§ **Problem**:
Type every record exactly as it appears.

====== Data extracts ======

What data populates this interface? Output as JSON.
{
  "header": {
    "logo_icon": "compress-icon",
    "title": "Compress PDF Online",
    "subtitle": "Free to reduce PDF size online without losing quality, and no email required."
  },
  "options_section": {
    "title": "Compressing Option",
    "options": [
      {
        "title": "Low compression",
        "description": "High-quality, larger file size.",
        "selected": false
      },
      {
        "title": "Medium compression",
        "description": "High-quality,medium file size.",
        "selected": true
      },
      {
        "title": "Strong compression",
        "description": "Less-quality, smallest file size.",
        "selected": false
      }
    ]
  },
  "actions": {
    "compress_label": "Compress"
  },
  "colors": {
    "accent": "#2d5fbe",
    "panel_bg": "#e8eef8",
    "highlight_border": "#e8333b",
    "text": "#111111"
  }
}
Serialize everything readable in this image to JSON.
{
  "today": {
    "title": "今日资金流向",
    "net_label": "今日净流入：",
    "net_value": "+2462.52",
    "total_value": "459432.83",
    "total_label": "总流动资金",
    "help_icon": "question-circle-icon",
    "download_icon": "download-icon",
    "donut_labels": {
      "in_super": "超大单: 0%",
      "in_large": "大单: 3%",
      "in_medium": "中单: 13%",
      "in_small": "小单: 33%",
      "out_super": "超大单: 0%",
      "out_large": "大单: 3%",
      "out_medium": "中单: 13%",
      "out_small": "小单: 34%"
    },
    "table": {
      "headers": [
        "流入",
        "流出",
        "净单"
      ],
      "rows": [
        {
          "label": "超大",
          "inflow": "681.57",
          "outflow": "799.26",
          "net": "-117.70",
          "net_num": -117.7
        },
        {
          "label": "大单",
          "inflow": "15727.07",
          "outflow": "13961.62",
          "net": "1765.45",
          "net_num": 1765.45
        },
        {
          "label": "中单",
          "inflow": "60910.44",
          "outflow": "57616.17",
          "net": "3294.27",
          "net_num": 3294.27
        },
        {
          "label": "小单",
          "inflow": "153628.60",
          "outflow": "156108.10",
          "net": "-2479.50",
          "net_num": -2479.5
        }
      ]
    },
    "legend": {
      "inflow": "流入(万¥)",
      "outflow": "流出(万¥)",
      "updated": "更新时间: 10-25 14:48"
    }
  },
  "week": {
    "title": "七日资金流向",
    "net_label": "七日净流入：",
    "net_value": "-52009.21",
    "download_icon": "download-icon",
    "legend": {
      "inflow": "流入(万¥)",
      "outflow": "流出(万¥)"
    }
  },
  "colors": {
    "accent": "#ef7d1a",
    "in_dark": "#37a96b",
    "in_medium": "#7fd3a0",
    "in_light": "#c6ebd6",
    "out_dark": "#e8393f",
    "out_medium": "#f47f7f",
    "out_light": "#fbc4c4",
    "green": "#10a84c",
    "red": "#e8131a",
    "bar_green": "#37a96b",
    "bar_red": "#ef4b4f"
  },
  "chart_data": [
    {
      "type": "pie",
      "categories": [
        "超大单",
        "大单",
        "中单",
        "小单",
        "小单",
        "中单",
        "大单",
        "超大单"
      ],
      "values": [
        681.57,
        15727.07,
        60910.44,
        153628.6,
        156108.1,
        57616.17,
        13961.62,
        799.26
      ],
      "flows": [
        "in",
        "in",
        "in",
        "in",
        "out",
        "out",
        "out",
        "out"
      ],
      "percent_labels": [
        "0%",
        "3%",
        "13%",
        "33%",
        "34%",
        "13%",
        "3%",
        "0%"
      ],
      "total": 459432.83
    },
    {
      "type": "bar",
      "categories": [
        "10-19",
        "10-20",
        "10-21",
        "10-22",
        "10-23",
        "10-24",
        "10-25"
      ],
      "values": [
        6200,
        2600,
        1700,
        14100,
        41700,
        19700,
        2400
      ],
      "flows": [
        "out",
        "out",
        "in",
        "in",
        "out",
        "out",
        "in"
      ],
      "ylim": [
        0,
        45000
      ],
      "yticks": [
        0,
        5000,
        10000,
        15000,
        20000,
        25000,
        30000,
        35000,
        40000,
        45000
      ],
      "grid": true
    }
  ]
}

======

§ **Your response**:
What data populates this interface? Output as JSON.
{
  "header": {
    "logo_icon": "compress-icon",
    "title": "Compress PDF Online",
    "subtitle": "Free to reduce PDF size online without losing quality, and no email required."
  },
  "options_section": {
    "title": "Compressing Option",
    "options": [
      {
        "title": "Low compression",
        "description": "High-quality, larger file size.",
        "selected": false
      },
      {
        "title": "Medium compression",
        "description": "High-quality,medium file size.",
        "selected": true
      },
      {
        "title": "Strong compression",
        "description": "Less-quality, smallest file size.",
        "selected": false
      }
    ]
  },
  "actions": {
    "compress_label": "Compress"
  },
  "colors": {
    "accent": "#2d5fbe",
    "panel_bg": "#e8eef8",
    "highlight_border": "#e8333b",
    "text": "#111111"
  }
}
Serialize everything readable in this image to JSON.
{
  "today": {
    "title": "今日资金流向",
    "net_label": "今日净流入：",
    "net_value": "+2462.52",
    "total_value": "459432.83",
    "total_label": "总流动资金",
    "help_icon": "question-circle-icon",
    "download_icon": "download-icon",
    "donut_labels": {
      "in_super": "超大单: 0%",
      "in_large": "大单: 3%",
      "in_medium": "中单: 13%",
      "in_small": "小单: 33%",
      "out_super": "超大单: 0%",
      "out_large": "大单: 3%",
      "out_medium": "中单: 13%",
      "out_small": "小单: 34%"
    },
    "table": {
      "headers": [
        "流入",
        "流出",
        "净单"
      ],
      "rows": [
        {
          "label": "超大",
          "inflow": "681.57",
          "outflow": "799.26",
          "net": "-117.70",
          "net_num": -117.7
        },
        {
          "label": "大单",
          "inflow": "15727.07",
          "outflow": "13961.62",
          "net": "1765.45",
          "net_num": 1765.45
        },
        {
          "label": "中单",
          "inflow": "60910.44",
          "outflow": "57616.17",
          "net": "3294.27",
          "net_num": 3294.27
        },
        {
          "label": "小单",
          "inflow": "153628.60",
          "outflow": "156108.10",
          "net": "-2479.50",
          "net_num": -2479.5
        }
      ]
    },
    "legend": {
      "inflow": "流入(万¥)",
      "outflow": "流出(万¥)",
      "updated": "更新时间: 10-25 14:48"
    }
  },
  "week": {
    "title": "七日资金流向",
    "net_label": "七日净流入：",
    "net_value": "-52009.21",
    "download_icon": "download-icon",
    "legend": {
      "inflow": "流入(万¥)",
      "outflow": "流出(万¥)"
    }
  },
  "colors": {
    "accent": "#ef7d1a",
    "in_dark": "#37a96b",
    "in_medium": "#7fd3a0",
    "in_light": "#c6ebd6",
    "out_dark": "#e8393f",
    "out_medium": "#f47f7f",
    "out_light": "#fbc4c4",
    "green": "#10a84c",
    "red": "#e8131a",
    "bar_green": "#37a96b",
    "bar_red": "#ef4b4f"
  },
  "chart_data": [
    {
      "type": "pie",
      "categories": [
        "超大单",
        "大单",
        "中单",
        "小单",
        "小单",
        "中单",
        "大单",
        "超大单"
      ],
      "values": [
        681.57,
        15727.07,
        60910.44,
        153628.6,
        156108.1,
        57616.17,
        13961.62,
        799.26
      ],
      "flows": [
        "in",
        "in",
        "in",
        "in",
        "out",
        "out",
        "out",
        "out"
      ],
      "percent_labels": [
        "0%",
        "3%",
        "13%",
        "33%",
        "34%",
        "13%",
        "3%",
        "0%"
      ],
      "total": 459432.83
    },
    {
      "type": "bar",
      "categories": [
        "10-19",
        "10-20",
        "10-21",
        "10-22",
        "10-23",
        "10-24",
        "10-25"
      ],
      "values": [
        6200,
        2600,
        1700,
        14100,
        41700,
        19700,
        2400
      ],
      "flows": [
        "out",
        "out",
        "in",
        "in",
        "out",
        "out",
        "in"
      ],
      "ylim": [
        0,
        45000
      ],
      "yticks": [
        0,
        5000,
        10000,
        15000,
        20000,
        25000,
        30000,
        35000,
        40000,
        45000
      ],
      "grid": true
    }
  ]
}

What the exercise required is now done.